MCA means multi-channel analyzer. Together with the ADC it forms a unit which sorts out and keeps count of the different pulses, and stores the count of each pulse in a multi-channel memory. The memory channel adress corresponds to the digitized value of the signal. In this way the pulses received from the detector system are sorted out and counted according to pulse height (voltage), which is proportional to the gamma energy. The total number of channels into which the voltage range is digitized is known as the conversion gain, and it determines the resolution of the MCA.
It can be connected to a computer, or another output device, in order to view the acquired spectre (Counts per channel).
The SA is connected to the ADC/MCA for conversion of the enhanced pulses. The next step is to adjust the gain, we want 0.5keV per channel. 137-Cs has a gamma peak at 662keV, this energy then corresponds to channel number 1324. What voltage should the incoming pulses have? The answer is channel number divided by total channel number times the maximum voltage in the range of the ADC, here (1324/8195)*10V=1.62V.
With 137-Cs in front of the detector, we adjust the gain until we see pulses about 1.62V on the oscilloscope. The MCA should now have a resolution of 0.5keV per channel.
Now the ADC/MCA unit is ready for connection to a computer to view the acquired spectre, and for further calibration.
(Written by: Tomas)
([File:Oscilloscopy_01Oct2010-1-.jpg]) Bilde av 2 energitopper til Co-60
The electrical signal from the Ge-detector has now propagated through many components that has both shaped and enhanced the pulse. The energy of interest is of course that deposited by the gamma in the detector. The Gaussian-like pulse produced in the main amplifier will have an amplitude proportional to the gamma-energy.
The signals from the main amplifier are analysed by the ADC/MCA unit. Information from the MCA is received by the lab-computer in the form of a histogram; number of counts pr energy bin. We use the spectrum analysis program MAESTRO to look at the resulting spectra. Since the detector has a linear response, we have that:
E_gamma = a * ch + b (1)

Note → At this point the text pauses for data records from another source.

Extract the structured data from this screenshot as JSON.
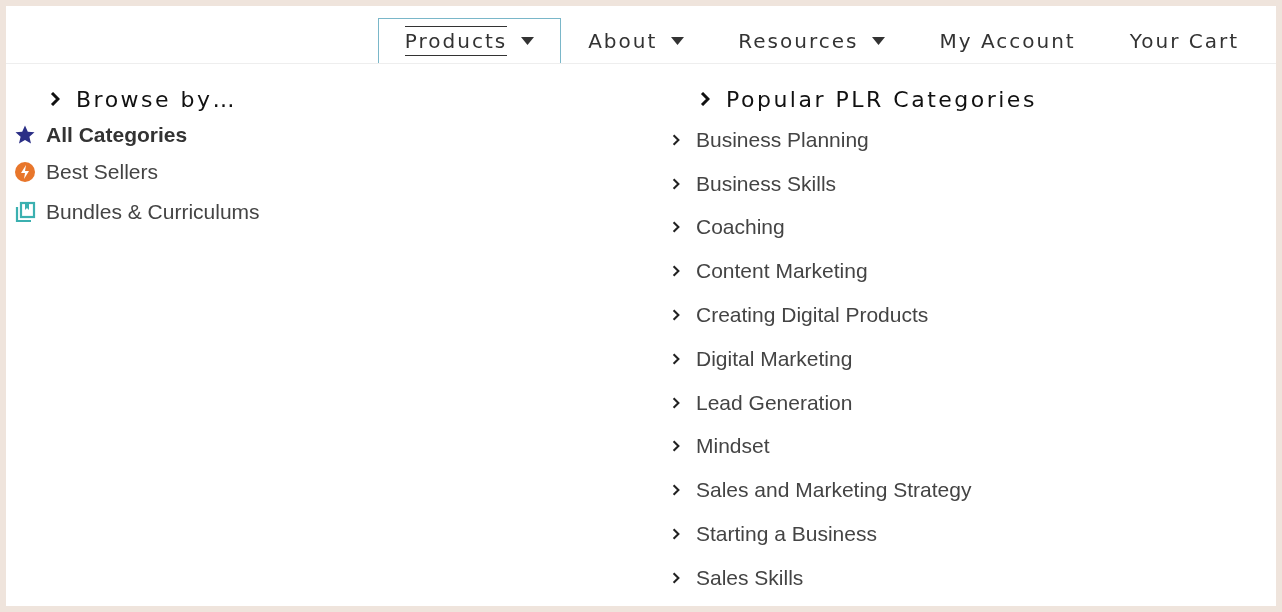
{
  "nav": [
    {
      "label": "Products",
      "dropdown": true,
      "selected": true
    },
    {
      "label": "About",
      "dropdown": true,
      "selected": false
    },
    {
      "label": "Resources",
      "dropdown": true,
      "selected": false
    },
    {
      "label": "My Account",
      "dropdown": false,
      "selected": false
    },
    {
      "label": "Your Cart",
      "dropdown": false,
      "selected": false
    }
  ],
  "browse": {
    "heading": "Browse by…",
    "items": [
      {
        "label": "All Categories",
        "kind": "star",
        "selected": true
      },
      {
        "label": "Best Sellers",
        "kind": "bolt",
        "selected": false
      },
      {
        "label": "Bundles & Curriculums",
        "kind": "bundle",
        "selected": false
      }
    ]
  },
  "categories": {
    "heading": "Popular PLR Categories",
    "items": [
      "Business Planning",
      "Business Skills",
      "Coaching",
      "Content Marketing",
      "Creating Digital Products",
      "Digital Marketing",
      "Lead Generation",
      "Mindset",
      "Sales and Marketing Strategy",
      "Starting a Business",
      "Sales Skills"
    ]
  }
}
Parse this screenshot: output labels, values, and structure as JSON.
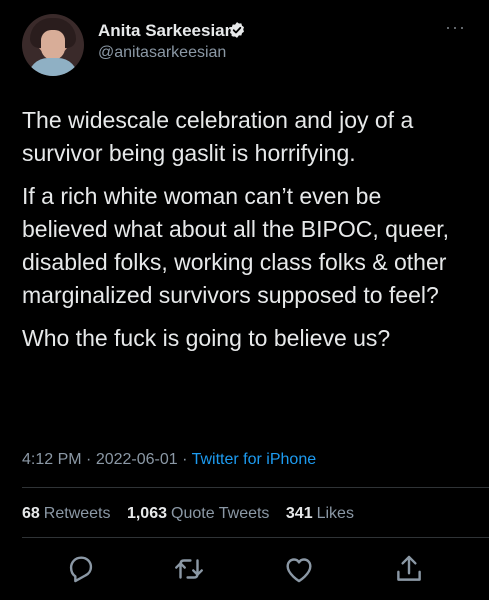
{
  "author": {
    "display_name": "Anita Sarkeesian",
    "handle": "@anitasarkeesian",
    "verified": true
  },
  "tweet": {
    "paragraphs": [
      "The widescale celebration and joy of a survivor being gaslit is horrifying.",
      "If a rich white woman can’t even be believed what about all the BIPOC, queer, disabled folks, working class folks & other marginalized survivors supposed to feel?",
      "Who the fuck is going to believe us?"
    ],
    "time": "4:12 PM",
    "date": "2022-06-01",
    "separator": "·",
    "source": "Twitter for iPhone"
  },
  "stats": {
    "retweets_count": "68",
    "retweets_label": "Retweets",
    "quotes_count": "1,063",
    "quotes_label": "Quote Tweets",
    "likes_count": "341",
    "likes_label": "Likes"
  },
  "actions": {
    "reply_icon": "reply-icon",
    "retweet_icon": "retweet-icon",
    "like_icon": "heart-icon",
    "share_icon": "share-icon"
  },
  "colors": {
    "background": "#000000",
    "text": "#e7e9ea",
    "secondary": "#8b98a5",
    "accent": "#1d9bf0",
    "divider": "#2f3336"
  }
}
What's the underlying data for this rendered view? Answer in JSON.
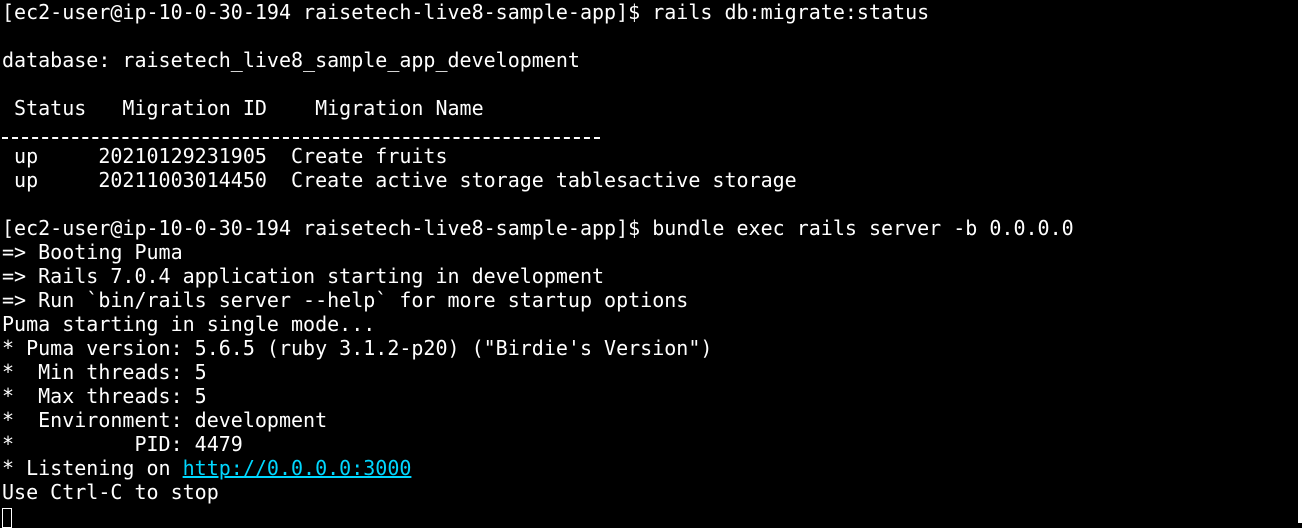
{
  "terminal": {
    "prompt1": "[ec2-user@ip-10-0-30-194 raisetech-live8-sample-app]$ rails db:migrate:status",
    "database_line": "database: raisetech_live8_sample_app_development",
    "table_header": " Status   Migration ID    Migration Name",
    "migrations": [
      " up     20210129231905  Create fruits",
      " up     20211003014450  Create active storage tablesactive storage"
    ],
    "prompt2": "[ec2-user@ip-10-0-30-194 raisetech-live8-sample-app]$ bundle exec rails server -b 0.0.0.0",
    "boot_lines": [
      "=> Booting Puma",
      "=> Rails 7.0.4 application starting in development",
      "=> Run `bin/rails server --help` for more startup options",
      "Puma starting in single mode...",
      "* Puma version: 5.6.5 (ruby 3.1.2-p20) (\"Birdie's Version\")",
      "*  Min threads: 5",
      "*  Max threads: 5",
      "*  Environment: development",
      "*          PID: 4479"
    ],
    "listening_prefix": "* Listening on ",
    "listening_url": "http://0.0.0.0:3000",
    "stop_line": "Use Ctrl-C to stop"
  }
}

To determine the two unknowns, a and b, in (1) we need two equations. So we need two known gamma energies and their corresponding channel number. Co-60 has two prominent peaks, one at 1173 keV and one at 1332 keV. This radioactive isotope provides excellent calibration for energies in this region. In the spectrum we observed three strong peaks. The unknown peak appeared to come from the considerable concentration of K-40 in the concrete walls of the lab. Table of Isotopes gives one gamma energy for K-40, E_gamma = 1460 keV. This peak would correspond to the highest of the three detected peaks. We also tested this theory by removing the Co-60 source. The two peaks with the lower energy disappeared as expected. The reason why the background line was so strong, was that we did not shield the source with lead blocks. A rough calibration was performed with Co-60.( KLADD: bad at low E. one peak from Co-57(122keV). good sep in E. zero in zero. adjust energy pr channel. )
(Written by: Therese and Inger Eli )
(Written by: Alexander and Sindre)
(Written by: )